Entries from a dataset of interfaces:

◆ ◆ ◆

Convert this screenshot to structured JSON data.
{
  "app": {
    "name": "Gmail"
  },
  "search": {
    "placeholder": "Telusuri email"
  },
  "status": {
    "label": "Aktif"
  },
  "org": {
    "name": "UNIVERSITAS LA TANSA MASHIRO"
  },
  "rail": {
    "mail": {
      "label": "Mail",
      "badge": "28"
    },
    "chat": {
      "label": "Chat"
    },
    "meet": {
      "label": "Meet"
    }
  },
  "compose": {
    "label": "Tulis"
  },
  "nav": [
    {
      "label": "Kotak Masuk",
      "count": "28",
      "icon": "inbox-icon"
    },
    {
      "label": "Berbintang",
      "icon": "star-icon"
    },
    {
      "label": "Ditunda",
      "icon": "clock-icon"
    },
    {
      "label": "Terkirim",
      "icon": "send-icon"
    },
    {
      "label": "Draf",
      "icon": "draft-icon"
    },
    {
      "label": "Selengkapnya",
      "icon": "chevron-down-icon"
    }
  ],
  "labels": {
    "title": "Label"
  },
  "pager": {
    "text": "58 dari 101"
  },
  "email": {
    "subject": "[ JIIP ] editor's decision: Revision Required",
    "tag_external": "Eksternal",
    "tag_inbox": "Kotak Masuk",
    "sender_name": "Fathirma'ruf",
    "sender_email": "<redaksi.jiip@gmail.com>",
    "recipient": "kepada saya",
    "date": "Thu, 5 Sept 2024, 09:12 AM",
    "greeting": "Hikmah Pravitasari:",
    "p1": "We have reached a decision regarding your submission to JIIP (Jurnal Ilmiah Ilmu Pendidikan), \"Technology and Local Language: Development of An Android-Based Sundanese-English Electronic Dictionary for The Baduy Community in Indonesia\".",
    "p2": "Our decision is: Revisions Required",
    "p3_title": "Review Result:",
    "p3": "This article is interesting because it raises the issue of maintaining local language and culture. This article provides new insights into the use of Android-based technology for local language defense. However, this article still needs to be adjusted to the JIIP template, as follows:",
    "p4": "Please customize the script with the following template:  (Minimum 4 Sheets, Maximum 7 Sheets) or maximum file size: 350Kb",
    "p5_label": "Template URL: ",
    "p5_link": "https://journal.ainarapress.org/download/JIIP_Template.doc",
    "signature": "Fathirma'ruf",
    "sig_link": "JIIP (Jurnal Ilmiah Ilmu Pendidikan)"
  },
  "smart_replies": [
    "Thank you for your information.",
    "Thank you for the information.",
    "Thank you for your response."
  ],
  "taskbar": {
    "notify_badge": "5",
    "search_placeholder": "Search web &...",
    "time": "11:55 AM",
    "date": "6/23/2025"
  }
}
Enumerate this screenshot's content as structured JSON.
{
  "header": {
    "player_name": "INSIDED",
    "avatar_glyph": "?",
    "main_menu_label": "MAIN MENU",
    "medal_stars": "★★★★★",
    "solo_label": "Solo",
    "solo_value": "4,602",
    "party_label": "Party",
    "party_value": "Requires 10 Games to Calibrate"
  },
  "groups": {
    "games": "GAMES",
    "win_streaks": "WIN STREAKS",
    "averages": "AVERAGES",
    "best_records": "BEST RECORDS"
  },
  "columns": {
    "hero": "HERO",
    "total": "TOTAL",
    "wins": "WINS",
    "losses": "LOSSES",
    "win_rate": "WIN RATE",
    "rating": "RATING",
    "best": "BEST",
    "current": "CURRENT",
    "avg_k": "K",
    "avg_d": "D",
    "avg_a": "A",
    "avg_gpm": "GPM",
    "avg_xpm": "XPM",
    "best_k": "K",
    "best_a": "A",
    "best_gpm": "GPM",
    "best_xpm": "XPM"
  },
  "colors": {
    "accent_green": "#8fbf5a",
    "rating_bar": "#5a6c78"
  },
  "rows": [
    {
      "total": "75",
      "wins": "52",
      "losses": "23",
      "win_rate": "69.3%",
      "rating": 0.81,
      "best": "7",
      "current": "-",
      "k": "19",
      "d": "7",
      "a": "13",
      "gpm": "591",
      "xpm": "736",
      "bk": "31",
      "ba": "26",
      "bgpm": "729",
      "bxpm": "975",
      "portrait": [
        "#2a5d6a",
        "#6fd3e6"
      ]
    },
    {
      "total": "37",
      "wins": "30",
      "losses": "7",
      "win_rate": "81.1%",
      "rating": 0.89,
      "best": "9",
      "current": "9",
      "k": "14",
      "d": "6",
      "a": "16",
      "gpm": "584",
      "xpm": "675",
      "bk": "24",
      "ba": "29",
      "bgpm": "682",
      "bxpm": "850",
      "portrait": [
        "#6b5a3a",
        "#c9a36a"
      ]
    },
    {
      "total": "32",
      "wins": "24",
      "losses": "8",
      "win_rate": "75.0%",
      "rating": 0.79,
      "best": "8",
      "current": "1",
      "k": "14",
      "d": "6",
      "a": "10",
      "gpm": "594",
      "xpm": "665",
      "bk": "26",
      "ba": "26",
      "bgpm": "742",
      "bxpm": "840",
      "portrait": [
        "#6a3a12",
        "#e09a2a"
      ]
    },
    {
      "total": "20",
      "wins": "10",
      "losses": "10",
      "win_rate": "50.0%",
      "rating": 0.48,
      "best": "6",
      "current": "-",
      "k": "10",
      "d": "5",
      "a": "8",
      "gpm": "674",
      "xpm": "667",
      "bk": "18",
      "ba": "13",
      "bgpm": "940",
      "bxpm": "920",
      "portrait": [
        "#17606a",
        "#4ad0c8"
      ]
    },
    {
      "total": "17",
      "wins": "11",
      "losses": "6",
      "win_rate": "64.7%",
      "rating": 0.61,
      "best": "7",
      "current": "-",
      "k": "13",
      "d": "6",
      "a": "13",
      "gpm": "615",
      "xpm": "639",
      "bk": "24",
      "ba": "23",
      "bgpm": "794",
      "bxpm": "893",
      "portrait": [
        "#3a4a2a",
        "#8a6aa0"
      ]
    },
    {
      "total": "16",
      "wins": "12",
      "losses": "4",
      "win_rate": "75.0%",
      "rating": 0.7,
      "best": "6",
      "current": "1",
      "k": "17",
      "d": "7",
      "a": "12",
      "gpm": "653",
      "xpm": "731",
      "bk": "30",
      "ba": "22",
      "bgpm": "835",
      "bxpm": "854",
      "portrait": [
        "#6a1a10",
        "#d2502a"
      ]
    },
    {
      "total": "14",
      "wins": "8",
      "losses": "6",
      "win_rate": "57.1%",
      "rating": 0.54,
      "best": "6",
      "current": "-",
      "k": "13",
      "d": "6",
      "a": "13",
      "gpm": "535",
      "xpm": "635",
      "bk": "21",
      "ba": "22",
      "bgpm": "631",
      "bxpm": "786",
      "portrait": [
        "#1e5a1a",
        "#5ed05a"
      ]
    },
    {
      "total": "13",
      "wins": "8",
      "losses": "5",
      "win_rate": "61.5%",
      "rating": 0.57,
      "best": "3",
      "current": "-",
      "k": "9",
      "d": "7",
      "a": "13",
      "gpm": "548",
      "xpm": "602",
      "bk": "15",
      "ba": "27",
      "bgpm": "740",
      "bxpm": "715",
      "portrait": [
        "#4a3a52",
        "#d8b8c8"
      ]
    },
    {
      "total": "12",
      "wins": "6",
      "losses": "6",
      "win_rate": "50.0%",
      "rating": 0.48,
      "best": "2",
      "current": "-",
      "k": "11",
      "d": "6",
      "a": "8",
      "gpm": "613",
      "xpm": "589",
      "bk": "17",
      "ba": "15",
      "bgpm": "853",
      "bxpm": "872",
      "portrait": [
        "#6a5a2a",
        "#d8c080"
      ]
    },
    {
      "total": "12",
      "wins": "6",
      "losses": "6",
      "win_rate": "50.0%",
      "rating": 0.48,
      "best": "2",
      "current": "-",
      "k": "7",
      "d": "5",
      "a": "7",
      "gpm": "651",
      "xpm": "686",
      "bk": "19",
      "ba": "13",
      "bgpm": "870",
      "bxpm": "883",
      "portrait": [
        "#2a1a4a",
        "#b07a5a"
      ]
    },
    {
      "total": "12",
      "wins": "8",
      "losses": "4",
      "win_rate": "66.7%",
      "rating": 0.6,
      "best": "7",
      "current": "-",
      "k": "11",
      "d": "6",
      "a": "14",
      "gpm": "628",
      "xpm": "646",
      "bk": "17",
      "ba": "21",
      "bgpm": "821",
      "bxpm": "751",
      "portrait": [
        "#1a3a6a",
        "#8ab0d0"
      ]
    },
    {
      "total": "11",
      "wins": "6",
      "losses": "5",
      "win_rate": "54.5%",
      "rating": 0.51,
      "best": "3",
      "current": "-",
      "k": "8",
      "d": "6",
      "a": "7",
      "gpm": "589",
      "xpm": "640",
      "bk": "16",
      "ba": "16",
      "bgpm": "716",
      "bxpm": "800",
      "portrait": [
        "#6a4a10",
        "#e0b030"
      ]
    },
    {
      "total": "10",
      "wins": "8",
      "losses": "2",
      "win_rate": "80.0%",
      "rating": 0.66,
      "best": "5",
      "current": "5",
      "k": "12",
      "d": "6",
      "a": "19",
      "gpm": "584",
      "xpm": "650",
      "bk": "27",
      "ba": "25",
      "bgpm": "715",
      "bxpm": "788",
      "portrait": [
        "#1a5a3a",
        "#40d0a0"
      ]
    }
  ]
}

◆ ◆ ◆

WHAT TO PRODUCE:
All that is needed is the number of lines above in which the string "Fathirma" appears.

WRITTEN RESPONSE:
2